- Cycles des Appronfondissements: the last three years of Primary School, known as CE2 (Cours Elementaire 2), CM1 (Cours Moyen 1) and CM2 (Cours Moyen 2)
In 2005, the seven skills that underly teaching across primary and secondary school were introduced by the French government. All students are expected to have command of these skills at the end of their education, and in theory they should be able to use them in practice in their potential professional life. These skills are:
- Command of the French language
- Proficiency in a modern foreign language
- Key elements of mathematics, scientific culture and technology
- Mastery of ordinary information and communication skills
- Humanist culture
- Social and civic skills
- Autonomy and initiative
Each competence is overseen by a member of the ‘Committee of Orientation’, who devise the framework to ensure the success of the project in the schools. The assessment of these competencies ensure the French education system is highly structured, with traditional teaching techniques designed to help pupils attain required standards and pass exams. Students will encounter regular homework and particularly high expectations from teachers.

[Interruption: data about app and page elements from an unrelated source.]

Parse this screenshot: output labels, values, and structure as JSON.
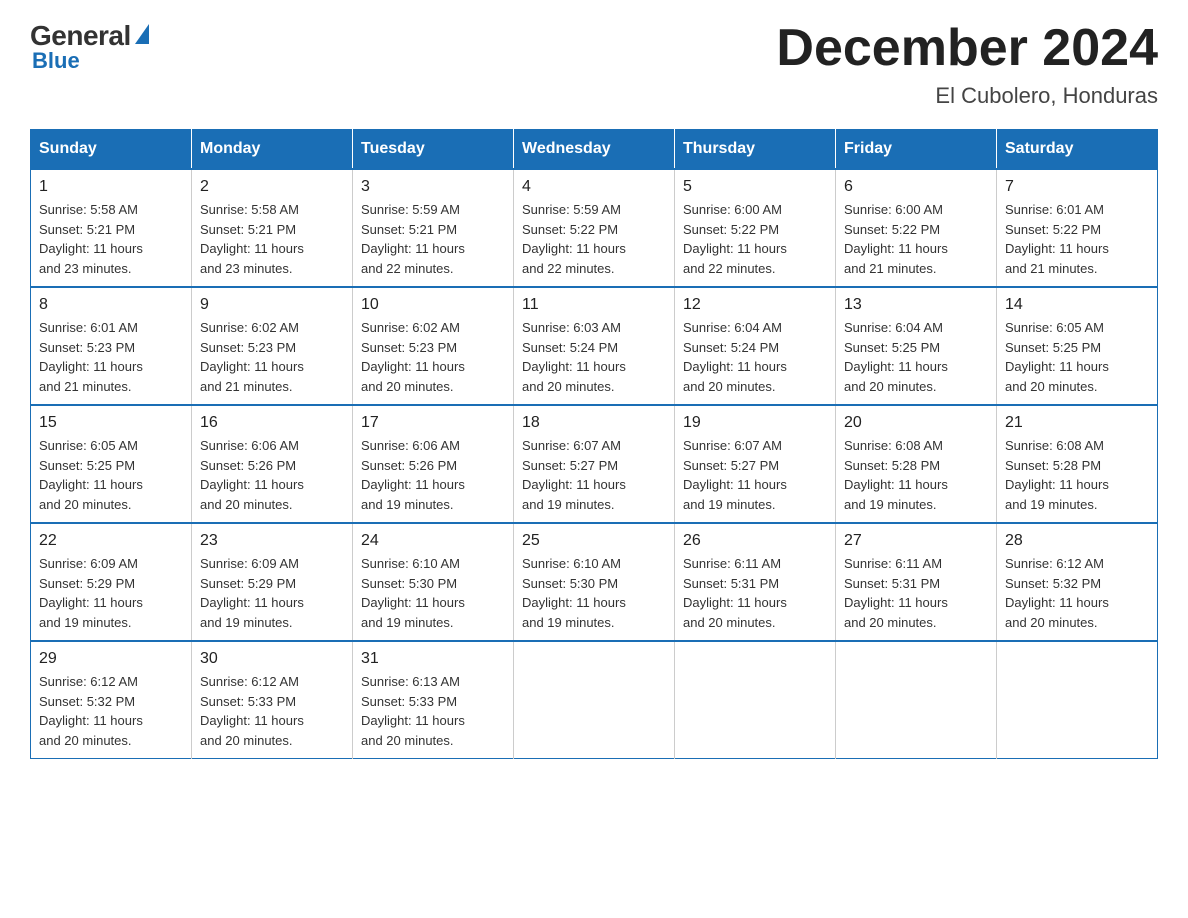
{
  "logo": {
    "general": "General",
    "blue": "Blue"
  },
  "title": "December 2024",
  "subtitle": "El Cubolero, Honduras",
  "days_header": [
    "Sunday",
    "Monday",
    "Tuesday",
    "Wednesday",
    "Thursday",
    "Friday",
    "Saturday"
  ],
  "weeks": [
    [
      {
        "day": "1",
        "sunrise": "5:58 AM",
        "sunset": "5:21 PM",
        "daylight": "11 hours and 23 minutes."
      },
      {
        "day": "2",
        "sunrise": "5:58 AM",
        "sunset": "5:21 PM",
        "daylight": "11 hours and 23 minutes."
      },
      {
        "day": "3",
        "sunrise": "5:59 AM",
        "sunset": "5:21 PM",
        "daylight": "11 hours and 22 minutes."
      },
      {
        "day": "4",
        "sunrise": "5:59 AM",
        "sunset": "5:22 PM",
        "daylight": "11 hours and 22 minutes."
      },
      {
        "day": "5",
        "sunrise": "6:00 AM",
        "sunset": "5:22 PM",
        "daylight": "11 hours and 22 minutes."
      },
      {
        "day": "6",
        "sunrise": "6:00 AM",
        "sunset": "5:22 PM",
        "daylight": "11 hours and 21 minutes."
      },
      {
        "day": "7",
        "sunrise": "6:01 AM",
        "sunset": "5:22 PM",
        "daylight": "11 hours and 21 minutes."
      }
    ],
    [
      {
        "day": "8",
        "sunrise": "6:01 AM",
        "sunset": "5:23 PM",
        "daylight": "11 hours and 21 minutes."
      },
      {
        "day": "9",
        "sunrise": "6:02 AM",
        "sunset": "5:23 PM",
        "daylight": "11 hours and 21 minutes."
      },
      {
        "day": "10",
        "sunrise": "6:02 AM",
        "sunset": "5:23 PM",
        "daylight": "11 hours and 20 minutes."
      },
      {
        "day": "11",
        "sunrise": "6:03 AM",
        "sunset": "5:24 PM",
        "daylight": "11 hours and 20 minutes."
      },
      {
        "day": "12",
        "sunrise": "6:04 AM",
        "sunset": "5:24 PM",
        "daylight": "11 hours and 20 minutes."
      },
      {
        "day": "13",
        "sunrise": "6:04 AM",
        "sunset": "5:25 PM",
        "daylight": "11 hours and 20 minutes."
      },
      {
        "day": "14",
        "sunrise": "6:05 AM",
        "sunset": "5:25 PM",
        "daylight": "11 hours and 20 minutes."
      }
    ],
    [
      {
        "day": "15",
        "sunrise": "6:05 AM",
        "sunset": "5:25 PM",
        "daylight": "11 hours and 20 minutes."
      },
      {
        "day": "16",
        "sunrise": "6:06 AM",
        "sunset": "5:26 PM",
        "daylight": "11 hours and 20 minutes."
      },
      {
        "day": "17",
        "sunrise": "6:06 AM",
        "sunset": "5:26 PM",
        "daylight": "11 hours and 19 minutes."
      },
      {
        "day": "18",
        "sunrise": "6:07 AM",
        "sunset": "5:27 PM",
        "daylight": "11 hours and 19 minutes."
      },
      {
        "day": "19",
        "sunrise": "6:07 AM",
        "sunset": "5:27 PM",
        "daylight": "11 hours and 19 minutes."
      },
      {
        "day": "20",
        "sunrise": "6:08 AM",
        "sunset": "5:28 PM",
        "daylight": "11 hours and 19 minutes."
      },
      {
        "day": "21",
        "sunrise": "6:08 AM",
        "sunset": "5:28 PM",
        "daylight": "11 hours and 19 minutes."
      }
    ],
    [
      {
        "day": "22",
        "sunrise": "6:09 AM",
        "sunset": "5:29 PM",
        "daylight": "11 hours and 19 minutes."
      },
      {
        "day": "23",
        "sunrise": "6:09 AM",
        "sunset": "5:29 PM",
        "daylight": "11 hours and 19 minutes."
      },
      {
        "day": "24",
        "sunrise": "6:10 AM",
        "sunset": "5:30 PM",
        "daylight": "11 hours and 19 minutes."
      },
      {
        "day": "25",
        "sunrise": "6:10 AM",
        "sunset": "5:30 PM",
        "daylight": "11 hours and 19 minutes."
      },
      {
        "day": "26",
        "sunrise": "6:11 AM",
        "sunset": "5:31 PM",
        "daylight": "11 hours and 20 minutes."
      },
      {
        "day": "27",
        "sunrise": "6:11 AM",
        "sunset": "5:31 PM",
        "daylight": "11 hours and 20 minutes."
      },
      {
        "day": "28",
        "sunrise": "6:12 AM",
        "sunset": "5:32 PM",
        "daylight": "11 hours and 20 minutes."
      }
    ],
    [
      {
        "day": "29",
        "sunrise": "6:12 AM",
        "sunset": "5:32 PM",
        "daylight": "11 hours and 20 minutes."
      },
      {
        "day": "30",
        "sunrise": "6:12 AM",
        "sunset": "5:33 PM",
        "daylight": "11 hours and 20 minutes."
      },
      {
        "day": "31",
        "sunrise": "6:13 AM",
        "sunset": "5:33 PM",
        "daylight": "11 hours and 20 minutes."
      },
      null,
      null,
      null,
      null
    ]
  ],
  "labels": {
    "sunrise": "Sunrise:",
    "sunset": "Sunset:",
    "daylight": "Daylight:"
  }
}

Primary school students are evaluated twice against these competencies during this period; the first takes place at the end of CE1, and assesses mainly the standard of reading and writing, whilst the second takes place at the end of CM2 and includes grammar and elementary calculations in addition, subtraction, division and multiplication. Students are assessed against all seven required competencies at the end of lower secondary school. It is generally believed that this emphasis on exams and results will ensure that almost every child will end up with the opportunity to study for a trade, diploma or degree. Each school has a specialised group of career guidance instructors to help pupils, parents and teachers solve problems and assess future goals.
Despite the stricter learning environment, many schools offer a class de découverte (discovery class), where the school class moves to an outside venue (such as the ski-slopes or sea-side). There is not, however, the same level of extra-curricular activities that children from the UK and other European countries might expect – particularly in the case of Arts, Drama, Music and Sports. There are many clubs and associations outside of school, so it is generally up to the parents to assess in which way their child should spend their time and money. The local Syndicat D’Initiative (or Tourism Office) will have details of all local classes, groups and associations. In some areas, sports facilities are subsidised.

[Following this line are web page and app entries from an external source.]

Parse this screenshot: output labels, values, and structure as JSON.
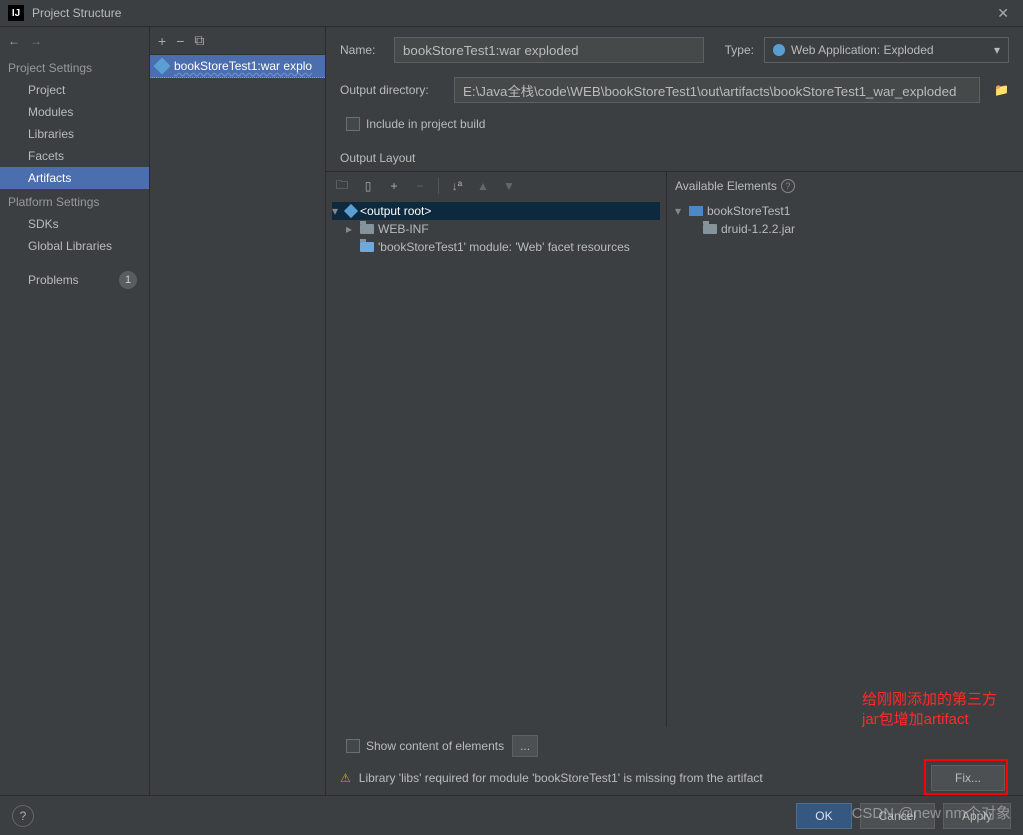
{
  "window": {
    "title": "Project Structure"
  },
  "nav": {
    "projectSettings": "Project Settings",
    "items1": [
      "Project",
      "Modules",
      "Libraries",
      "Facets",
      "Artifacts"
    ],
    "platformSettings": "Platform Settings",
    "items2": [
      "SDKs",
      "Global Libraries"
    ],
    "problems": "Problems",
    "problemsCount": "1"
  },
  "artifactList": {
    "item0": "bookStoreTest1:war explo"
  },
  "form": {
    "nameLabel": "Name:",
    "nameValue": "bookStoreTest1:war exploded",
    "typeLabel": "Type:",
    "typeValue": "Web Application: Exploded",
    "outputDirLabel": "Output directory:",
    "outputDirValue": "E:\\Java全栈\\code\\WEB\\bookStoreTest1\\out\\artifacts\\bookStoreTest1_war_exploded",
    "includeLabel": "Include in project build",
    "outputLayoutTab": "Output Layout"
  },
  "tree": {
    "root": "<output root>",
    "webinf": "WEB-INF",
    "facet": "'bookStoreTest1' module: 'Web' facet resources"
  },
  "available": {
    "header": "Available Elements",
    "project": "bookStoreTest1",
    "jar": "druid-1.2.2.jar"
  },
  "bottom": {
    "showContent": "Show content of elements",
    "dots": "..."
  },
  "warning": {
    "text": "Library 'libs' required for module 'bookStoreTest1' is missing from the artifact",
    "fix": "Fix..."
  },
  "annotation": {
    "line1": "给刚刚添加的第三方",
    "line2": "jar包增加artifact"
  },
  "footer": {
    "ok": "OK",
    "cancel": "Cancel",
    "apply": "Apply"
  },
  "watermark": "CSDN @new nm个对象"
}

It is important to remember that any parent wishing to move their child into the French system will have to deal with the challenge of learning a new language for everyday use. There are a number of additional learning support classes for non-French speaking students available, and you will be able to meet other expats in your area who have been through the same challenges. Starting a child early in primary school in France will reap its rewards pretty quickly and you can expect him or her to become fairly fluent in their adopted language within as short a time as 6 months. In fact, you may well be the one asking for guidance from your child! As a general rule of thumb, children under the age of 10 will learn French without accent. Over this age, there may be a slightly detectable accent but again, such is the nature of youth that there should not be too much difficulty in happily integrating.